**Task goal**
Go through the data below and copy each line where the word "CARTA" occurs.

START Material for this task

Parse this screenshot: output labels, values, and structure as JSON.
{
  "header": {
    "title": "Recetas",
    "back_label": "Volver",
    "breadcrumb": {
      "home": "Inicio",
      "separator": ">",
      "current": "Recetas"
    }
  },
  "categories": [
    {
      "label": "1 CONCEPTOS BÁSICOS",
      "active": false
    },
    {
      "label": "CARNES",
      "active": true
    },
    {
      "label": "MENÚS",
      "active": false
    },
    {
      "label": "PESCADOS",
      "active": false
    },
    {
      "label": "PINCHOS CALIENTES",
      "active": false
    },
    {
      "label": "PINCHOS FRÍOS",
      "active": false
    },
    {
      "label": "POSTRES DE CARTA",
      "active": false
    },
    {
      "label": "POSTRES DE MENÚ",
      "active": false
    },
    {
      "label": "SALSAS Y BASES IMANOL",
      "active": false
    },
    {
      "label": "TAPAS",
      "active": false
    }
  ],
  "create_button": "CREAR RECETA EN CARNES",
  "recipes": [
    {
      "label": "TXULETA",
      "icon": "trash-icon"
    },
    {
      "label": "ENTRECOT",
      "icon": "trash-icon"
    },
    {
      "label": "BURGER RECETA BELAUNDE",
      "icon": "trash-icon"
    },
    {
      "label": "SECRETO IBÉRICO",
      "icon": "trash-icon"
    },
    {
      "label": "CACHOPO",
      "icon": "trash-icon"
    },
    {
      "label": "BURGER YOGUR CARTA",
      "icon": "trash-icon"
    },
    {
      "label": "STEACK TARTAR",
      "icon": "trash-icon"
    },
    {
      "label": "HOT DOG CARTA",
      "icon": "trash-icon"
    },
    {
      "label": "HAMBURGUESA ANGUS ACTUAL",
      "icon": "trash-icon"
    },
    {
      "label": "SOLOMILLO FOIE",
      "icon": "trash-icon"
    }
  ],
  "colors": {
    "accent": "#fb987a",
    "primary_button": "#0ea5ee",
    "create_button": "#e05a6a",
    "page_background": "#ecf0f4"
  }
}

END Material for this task

**Response to the exercise**
      "label": "POSTRES DE CARTA",
      "label": "BURGER YOGUR CARTA",
      "label": "HOT DOG CARTA",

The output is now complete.